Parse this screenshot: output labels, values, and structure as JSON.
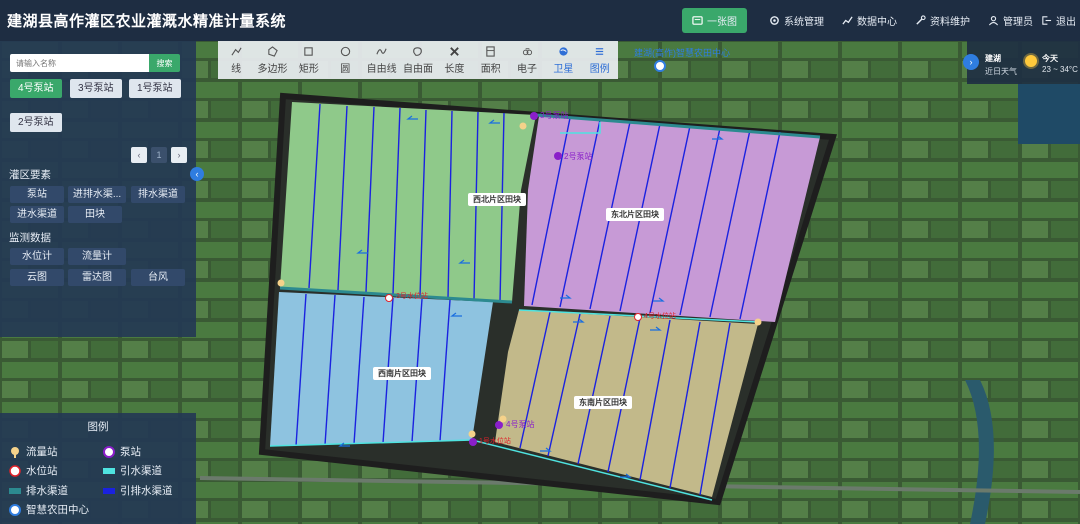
{
  "header": {
    "title": "建湖县高作灌区农业灌溉水精准计量系统",
    "nav": [
      {
        "label": "一张图",
        "active": true
      },
      {
        "label": "系统管理"
      },
      {
        "label": "数据中心"
      },
      {
        "label": "资料维护"
      },
      {
        "label": "管理员"
      },
      {
        "label": "退出"
      }
    ]
  },
  "search": {
    "placeholder": "请输入名称",
    "button": "搜索"
  },
  "stations": [
    "4号泵站",
    "3号泵站",
    "1号泵站",
    "2号泵站"
  ],
  "pager": {
    "page": "1"
  },
  "irrigation_elements": {
    "title": "灌区要素",
    "items": [
      "泵站",
      "进排水渠...",
      "排水渠道",
      "进水渠道",
      "田块"
    ]
  },
  "monitoring": {
    "title": "监测数据",
    "items": [
      "水位计",
      "流量计",
      "云图",
      "雷达图",
      "台风"
    ]
  },
  "toolbar": [
    "线",
    "多边形",
    "矩形",
    "圆",
    "自由线",
    "自由面",
    "长度",
    "面积",
    "电子",
    "卫星",
    "图例"
  ],
  "weather": {
    "city": "建湖",
    "sub": "近日天气",
    "today": "今天",
    "temp": "23 ~ 34°C"
  },
  "map": {
    "center_label": "建湖(高作)智慧农田中心",
    "regions": [
      "西北片区田块",
      "东北片区田块",
      "西南片区田块",
      "东南片区田块"
    ],
    "stations": [
      "2号泵站",
      "3号泵站",
      "4号泵站"
    ],
    "water_levels": [
      "3号水位站",
      "4号水位站",
      "1号水位站"
    ]
  },
  "legend": {
    "title": "图例",
    "items": [
      "流量站",
      "泵站",
      "水位站",
      "引水渠道",
      "排水渠道",
      "引排水渠道",
      "智慧农田中心"
    ]
  },
  "colors": {
    "header_bg": "#1e2d42",
    "accent_green": "#3aa86b",
    "accent_blue": "#2f7de0",
    "nw_fill": "#8fc98a",
    "ne_fill": "#c79ad6",
    "sw_fill": "#8ec3e0",
    "se_fill": "#c2b98a",
    "channel_blue": "#1a22e0",
    "channel_cyan": "#4fe3e0"
  }
}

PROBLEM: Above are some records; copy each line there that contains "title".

SOLUTION FOR THIS TASK:
    "title": "建湖县高作灌区农业灌溉水精准计量系统",
    "title": "灌区要素",
    "title": "监测数据",
    "title": "图例",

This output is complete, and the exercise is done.